Saturday, December 29, 2012


The “Star of David” is Pagan

What is the origin of the “Star of David”? Was it really the ancient symbol on David’s shield? Did it originate with king Solomon?  What is the meaning of two interlaced triangles, one pointed upward and one pointed down? Where did this ancient symbol REALLY originate? Why does this symbol figure so prominently in the modern nation of Israel, today? You may be totally shocked at the explosive, provocative answers to these questions! 
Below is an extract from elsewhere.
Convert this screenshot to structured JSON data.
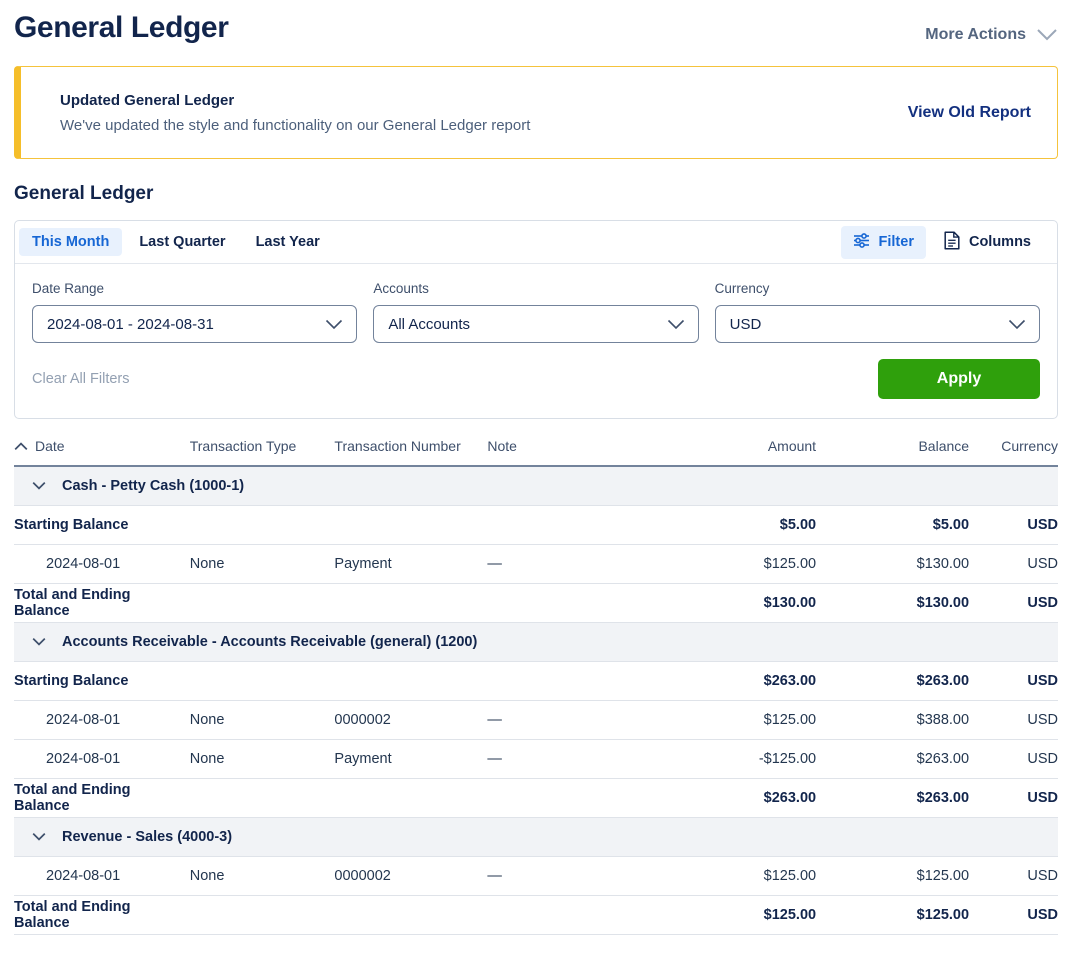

by William F. Dankenbring
A Jewish Orthodox internet website tells us:  “The Magen David (shield of David, or as it is more commonly known, the Star of David) is the symbol most commonly associated with Judaism today, but it isactually a relatively new Jewish symbol. It is supposed to represent the shape of King David’s shield (or perhaps the emblem on it), but there is really no support for that claim in any early rabbinic literature. In fact, the symbol is so rare in early Jewish literature and artwork that art dealers suspect forgery if they find the symbol in early works.
“Scholars such as Franz Rosenzweig have attributed deep theological significance to the symbol. For example, some note that the top triangle strives upward, toward G-d, while the lower triangle strives downward, toward the real world. Some note that the intertwining makes the triangles inseparable, like the Jewish people.  Some say that the three sides represent the three types of Jews: Kohanin, Levites and Israel. Some note that there are actually 12 sides (3 exterior and 3 interior on each triangle), representing the 12 tribes. While these theories are theologically interesting, they have little basis in historical fact.”
The site continues:  “The symbol of intertwined equilateral triangles is a common one in the Middle East and North Africa, and is thought to bring good luck. It appears occasionally in early Jewish artwork, but never as an exclusively Jewish symbol. The nearest thing to an ‘official’ Jewish symbol at the time was the seven-branched “menorah.”
In the 17th century, it became a popular practice to put Magen Davids on the outside of Jewish synagogues to identify them as Jewish houses of worship in much the same way that a cross identified a Christian house of worship.
The so-called “Star of David” gained popularity as a symbol of Judaism when it was adopted as the emblem of the Zionist movement in 1897, but the symbol continued to be very controversial for many years. When the modern state of Israel was founded in 1948, there was much debate over whether this symbol should be used on the flag.
Today, of course, the “Star of David” is a universally recognized symbol of Jewry. It appears on the flag of the state of Israel.  Its real origins, however, are not so pure.